→ **Your instructions**: Give back the data below exactly, with every line kept the same.

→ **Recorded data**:
__________

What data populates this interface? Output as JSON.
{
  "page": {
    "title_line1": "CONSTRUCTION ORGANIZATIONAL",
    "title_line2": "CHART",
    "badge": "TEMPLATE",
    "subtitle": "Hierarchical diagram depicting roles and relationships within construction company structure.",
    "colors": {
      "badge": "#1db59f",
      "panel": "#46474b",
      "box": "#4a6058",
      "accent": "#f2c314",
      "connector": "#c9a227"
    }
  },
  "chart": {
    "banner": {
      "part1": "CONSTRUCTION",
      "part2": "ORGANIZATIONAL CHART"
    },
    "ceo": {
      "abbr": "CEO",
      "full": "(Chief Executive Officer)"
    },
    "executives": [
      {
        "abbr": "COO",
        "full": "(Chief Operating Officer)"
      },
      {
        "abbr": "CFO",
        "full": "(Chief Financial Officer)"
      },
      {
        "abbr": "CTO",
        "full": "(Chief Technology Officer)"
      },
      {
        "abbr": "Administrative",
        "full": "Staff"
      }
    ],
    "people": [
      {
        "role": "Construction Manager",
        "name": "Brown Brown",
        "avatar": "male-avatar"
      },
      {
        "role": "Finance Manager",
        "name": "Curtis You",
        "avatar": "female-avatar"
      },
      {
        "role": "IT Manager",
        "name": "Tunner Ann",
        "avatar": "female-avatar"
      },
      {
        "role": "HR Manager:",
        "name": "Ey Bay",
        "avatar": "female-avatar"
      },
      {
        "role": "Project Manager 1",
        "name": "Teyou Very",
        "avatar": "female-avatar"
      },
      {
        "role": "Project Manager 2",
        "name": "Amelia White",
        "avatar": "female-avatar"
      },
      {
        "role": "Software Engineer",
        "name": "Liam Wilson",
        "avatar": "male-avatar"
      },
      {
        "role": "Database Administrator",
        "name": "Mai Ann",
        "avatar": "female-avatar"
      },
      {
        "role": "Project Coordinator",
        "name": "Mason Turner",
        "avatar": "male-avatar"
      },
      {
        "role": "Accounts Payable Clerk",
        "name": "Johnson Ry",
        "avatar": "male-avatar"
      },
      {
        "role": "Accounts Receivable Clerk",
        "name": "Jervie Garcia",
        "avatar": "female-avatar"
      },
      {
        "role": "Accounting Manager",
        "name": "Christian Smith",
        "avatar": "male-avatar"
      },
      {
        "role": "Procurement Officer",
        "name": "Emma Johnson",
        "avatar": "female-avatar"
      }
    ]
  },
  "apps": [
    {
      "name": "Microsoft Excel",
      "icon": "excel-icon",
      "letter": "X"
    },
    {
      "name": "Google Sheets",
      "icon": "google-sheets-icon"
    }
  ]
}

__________

→ **Result of the exercise**:
What data populates this interface? Output as JSON.
{
  "page": {
    "title_line1": "CONSTRUCTION ORGANIZATIONAL",
    "title_line2": "CHART",
    "badge": "TEMPLATE",
    "subtitle": "Hierarchical diagram depicting roles and relationships within construction company structure.",
    "colors": {
      "badge": "#1db59f",
      "panel": "#46474b",
      "box": "#4a6058",
      "accent": "#f2c314",
      "connector": "#c9a227"
    }
  },
  "chart": {
    "banner": {
      "part1": "CONSTRUCTION",
      "part2": "ORGANIZATIONAL CHART"
    },
    "ceo": {
      "abbr": "CEO",
      "full": "(Chief Executive Officer)"
    },
    "executives": [
      {
        "abbr": "COO",
        "full": "(Chief Operating Officer)"
      },
      {
        "abbr": "CFO",
        "full": "(Chief Financial Officer)"
      },
      {
        "abbr": "CTO",
        "full": "(Chief Technology Officer)"
      },
      {
        "abbr": "Administrative",
        "full": "Staff"
      }
    ],
    "people": [
      {
        "role": "Construction Manager",
        "name": "Brown Brown",
        "avatar": "male-avatar"
      },
      {
        "role": "Finance Manager",
        "name": "Curtis You",
        "avatar": "female-avatar"
      },
      {
        "role": "IT Manager",
        "name": "Tunner Ann",
        "avatar": "female-avatar"
      },
      {
        "role": "HR Manager:",
        "name": "Ey Bay",
        "avatar": "female-avatar"
      },
      {
        "role": "Project Manager 1",
        "name": "Teyou Very",
        "avatar": "female-avatar"
      },
      {
        "role": "Project Manager 2",
        "name": "Amelia White",
        "avatar": "female-avatar"
      },
      {
        "role": "Software Engineer",
        "name": "Liam Wilson",
        "avatar": "male-avatar"
      },
      {
        "role": "Database Administrator",
        "name": "Mai Ann",
        "avatar": "female-avatar"
      },
      {
        "role": "Project Coordinator",
        "name": "Mason Turner",
        "avatar": "male-avatar"
      },
      {
        "role": "Accounts Payable Clerk",
        "name": "Johnson Ry",
        "avatar": "male-avatar"
      },
      {
        "role": "Accounts Receivable Clerk",
        "name": "Jervie Garcia",
        "avatar": "female-avatar"
      },
      {
        "role": "Accounting Manager",
        "name": "Christian Smith",
        "avatar": "male-avatar"
      },
      {
        "role": "Procurement Officer",
        "name": "Emma Johnson",
        "avatar": "female-avatar"
      }
    ]
  },
  "apps": [
    {
      "name": "Microsoft Excel",
      "icon": "excel-icon",
      "letter": "X"
    },
    {
      "name": "Google Sheets",
      "icon": "google-sheets-icon"
    }
  ]
}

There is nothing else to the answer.